Nadine Gordimer, one of the greatest and most courageous political novelists of the 20th century, died this month. Gordimer helped write the intensely powerful “I Am Prepared to Die” speech that Nelson Mandela gave at the conclusion of his trial in 1964. She won Nobel Prize for Literature in 1991. And Gordimer is one of those rare individuals who succeed in giving birth to an idea.The idea is announced in the title of a novel Gordimer published in 1987: A Sport of Nature. The novel begins with an epigraph from The Oxford English Dictionary:
Lusus naturae—Sport of nature.A plant, animal, etc., which exhibits abnormal variation or a departure from the parent stock or type… a spontaneous mutation; a new variety produced in this way.
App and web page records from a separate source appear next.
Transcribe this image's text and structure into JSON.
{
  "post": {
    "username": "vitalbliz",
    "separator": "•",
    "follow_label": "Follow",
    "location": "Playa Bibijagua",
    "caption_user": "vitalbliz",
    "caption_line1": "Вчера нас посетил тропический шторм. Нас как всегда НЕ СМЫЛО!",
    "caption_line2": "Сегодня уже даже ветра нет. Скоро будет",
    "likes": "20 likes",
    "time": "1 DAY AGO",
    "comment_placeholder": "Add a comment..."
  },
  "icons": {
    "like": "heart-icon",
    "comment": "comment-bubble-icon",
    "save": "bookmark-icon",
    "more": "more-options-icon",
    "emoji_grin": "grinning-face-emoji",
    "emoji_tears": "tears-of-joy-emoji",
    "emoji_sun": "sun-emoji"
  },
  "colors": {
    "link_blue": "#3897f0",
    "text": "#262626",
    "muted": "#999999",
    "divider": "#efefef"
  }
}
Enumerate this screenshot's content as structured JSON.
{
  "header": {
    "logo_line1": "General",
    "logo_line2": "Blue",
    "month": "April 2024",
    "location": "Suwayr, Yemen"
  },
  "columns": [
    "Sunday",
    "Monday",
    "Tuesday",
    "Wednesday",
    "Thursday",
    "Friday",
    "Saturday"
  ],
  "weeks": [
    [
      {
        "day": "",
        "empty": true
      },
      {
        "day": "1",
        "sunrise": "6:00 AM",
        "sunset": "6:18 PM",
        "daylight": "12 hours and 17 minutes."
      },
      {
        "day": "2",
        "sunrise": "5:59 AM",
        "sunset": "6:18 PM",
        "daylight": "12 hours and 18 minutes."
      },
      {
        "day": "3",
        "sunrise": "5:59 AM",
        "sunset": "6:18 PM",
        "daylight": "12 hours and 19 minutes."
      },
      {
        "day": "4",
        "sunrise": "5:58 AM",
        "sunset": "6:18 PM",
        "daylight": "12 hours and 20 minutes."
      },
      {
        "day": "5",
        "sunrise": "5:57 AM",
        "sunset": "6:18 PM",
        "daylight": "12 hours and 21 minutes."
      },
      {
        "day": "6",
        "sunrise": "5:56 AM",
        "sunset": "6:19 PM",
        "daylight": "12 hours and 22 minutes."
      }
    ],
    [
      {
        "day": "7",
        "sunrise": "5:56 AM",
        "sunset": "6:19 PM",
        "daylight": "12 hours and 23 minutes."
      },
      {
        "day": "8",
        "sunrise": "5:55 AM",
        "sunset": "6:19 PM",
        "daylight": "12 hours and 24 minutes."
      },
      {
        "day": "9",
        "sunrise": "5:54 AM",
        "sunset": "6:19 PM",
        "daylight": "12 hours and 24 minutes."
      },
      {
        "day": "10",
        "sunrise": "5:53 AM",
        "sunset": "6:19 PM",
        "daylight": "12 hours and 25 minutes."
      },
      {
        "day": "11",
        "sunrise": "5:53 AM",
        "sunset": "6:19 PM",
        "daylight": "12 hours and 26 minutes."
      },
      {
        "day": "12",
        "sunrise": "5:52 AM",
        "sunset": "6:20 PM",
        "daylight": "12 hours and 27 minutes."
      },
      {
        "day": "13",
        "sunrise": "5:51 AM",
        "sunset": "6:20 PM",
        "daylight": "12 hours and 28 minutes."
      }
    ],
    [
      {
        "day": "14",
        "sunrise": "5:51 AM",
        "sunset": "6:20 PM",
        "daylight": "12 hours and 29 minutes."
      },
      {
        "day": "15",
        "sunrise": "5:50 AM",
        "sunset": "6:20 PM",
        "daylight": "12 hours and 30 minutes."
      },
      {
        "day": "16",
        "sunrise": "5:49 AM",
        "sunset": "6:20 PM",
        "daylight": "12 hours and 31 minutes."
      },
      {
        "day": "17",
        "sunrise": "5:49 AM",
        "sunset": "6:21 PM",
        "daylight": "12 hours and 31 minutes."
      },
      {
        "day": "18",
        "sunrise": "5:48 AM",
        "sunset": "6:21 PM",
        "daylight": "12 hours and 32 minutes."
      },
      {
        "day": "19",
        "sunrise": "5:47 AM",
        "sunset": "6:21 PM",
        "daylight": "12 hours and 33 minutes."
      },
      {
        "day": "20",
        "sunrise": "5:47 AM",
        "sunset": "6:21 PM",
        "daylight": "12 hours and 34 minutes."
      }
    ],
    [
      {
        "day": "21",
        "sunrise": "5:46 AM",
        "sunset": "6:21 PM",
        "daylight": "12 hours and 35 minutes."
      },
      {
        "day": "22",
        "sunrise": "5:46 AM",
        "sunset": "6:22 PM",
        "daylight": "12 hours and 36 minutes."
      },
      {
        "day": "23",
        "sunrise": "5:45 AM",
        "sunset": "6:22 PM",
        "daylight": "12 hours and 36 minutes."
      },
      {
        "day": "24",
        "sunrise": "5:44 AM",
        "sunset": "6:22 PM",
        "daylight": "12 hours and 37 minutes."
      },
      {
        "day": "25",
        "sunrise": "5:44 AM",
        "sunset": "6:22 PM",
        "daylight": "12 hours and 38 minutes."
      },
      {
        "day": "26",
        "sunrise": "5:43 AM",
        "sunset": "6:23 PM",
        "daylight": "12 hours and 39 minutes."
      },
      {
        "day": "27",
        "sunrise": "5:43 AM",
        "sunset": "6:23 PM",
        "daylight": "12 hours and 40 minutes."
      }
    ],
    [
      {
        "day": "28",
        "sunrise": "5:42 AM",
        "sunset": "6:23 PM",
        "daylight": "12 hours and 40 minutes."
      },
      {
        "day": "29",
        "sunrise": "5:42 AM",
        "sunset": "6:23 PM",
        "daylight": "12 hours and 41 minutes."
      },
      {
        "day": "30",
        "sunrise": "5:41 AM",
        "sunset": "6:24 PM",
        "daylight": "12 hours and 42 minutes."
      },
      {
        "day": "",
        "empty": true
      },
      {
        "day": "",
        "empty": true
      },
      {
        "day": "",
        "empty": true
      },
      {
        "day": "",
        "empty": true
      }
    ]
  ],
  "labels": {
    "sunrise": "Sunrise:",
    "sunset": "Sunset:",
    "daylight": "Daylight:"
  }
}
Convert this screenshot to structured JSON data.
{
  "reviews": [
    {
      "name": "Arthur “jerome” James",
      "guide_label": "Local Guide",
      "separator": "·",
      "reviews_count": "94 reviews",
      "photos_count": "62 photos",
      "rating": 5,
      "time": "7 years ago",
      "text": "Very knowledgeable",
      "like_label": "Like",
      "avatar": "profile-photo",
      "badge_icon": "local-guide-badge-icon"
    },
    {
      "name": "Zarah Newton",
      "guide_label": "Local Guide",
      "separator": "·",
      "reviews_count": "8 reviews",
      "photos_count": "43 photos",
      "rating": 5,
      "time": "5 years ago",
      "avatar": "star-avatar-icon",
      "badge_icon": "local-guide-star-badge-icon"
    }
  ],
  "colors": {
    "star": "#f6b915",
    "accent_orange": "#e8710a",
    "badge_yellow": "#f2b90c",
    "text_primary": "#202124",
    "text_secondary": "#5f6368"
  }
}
In the world of Gordimer’s fiction, the sport of nature is Hillela, whose journey from young innocent to heroic revolutionary is the background for a metaphorical exploration of political transformation and the establishment of a new order. What has always been most striking about A Sport of Nature, however, is simply the power of its core idea: Radically new things, radically unexpected people, and radically surprising events can and do happen. And they can change the course of the world.What A Sport of Nature offers is a fictional meditation on the power of spontaneity in politics. It stands for the idea that no matter how dark the world the light of the human spirit can and will shine forth to bring a new day. We are not simply the products of our past. We are not relegated to live out the assigned paths of the present. Freedom, the freedom of humanity, is the capacity to innovate, to act spontaneously and start fresh.The force of Gordimer’s idea means that no matter how hopeless things seem, we are never fated to live forever amidst tragedy and catastrophe. Written in the darkest days of apartheid, A Sport of Nature is a testament to the reality of political change, a warning against fatalism and despair.At the same time, however, Gordimer reminds us that when change comes, it will be unexpected, unpredictable, and uncontrollable. Hillela has little education. She fits no established revolutionary, political, racial, or gender categories. She knows only what happens to her and distrusts all outside knowledge. She is self-reliant in the Emersonian sense and self-thinking in the language of Hannah Arendt.The agent of change, Gordimer suggests, is neither revolutionary theory nor violent uprising; it is the strange and unknowable and inscrutable power of a young woman whose beauty, goodness, and trustworthiness help inspire a movement. No amount of social science, prognostication, and bureaucratic planning will lead to real change. The true revolution comes from people who are truly revolutionary in their independence and uniqueness. People like Nelson Mandela, Martin Luther King Jr., and Gandhi.Gordimer’s idea of the sport of nature imagines man as a beginner, much as does Hannah Arendt. Arendt loves to quote Augustine’s insight “Initium ergo ut esset, creatus est homo, that there be a beginning, man was created.” Only with the creation of man does the “principle of beginning” come into the world. Other animals behave according to instinct and in accord with their environment and habits. Humans do as well. But only human beings are free in the sense that they can escape their biology and transcend their history to make and remake the humanly built world.It is easy today, all too easy, to be cynical. Amidst seemingly unending and insoluable conflicts in the Middle East and the apparently unstoppable corruption of democracy by obscene amounts of money in the United States, one could be forgiven for simply abandoning all hope and retreating into one’s private life. What Gordimer’s work shows, however, is that in the human world nothing is fated and nothing is eternal. Change may be unpredictable and surprising, but as long as human beings remain, spontaneity and newness will be part of our world. Our job is to be ready for those rare moments when abnormal variations and unexpected events make it possible to remake our world.One way to prepare for the new is by reading books like Nadine Gordimer’s A Sport of Nature. I spent the week since her passing re-reading it on the beach during my vacation. If you have some beach time coming up, or even if you’re unfortunately landlocked, you would do well to make A Sport of Nature your summer read.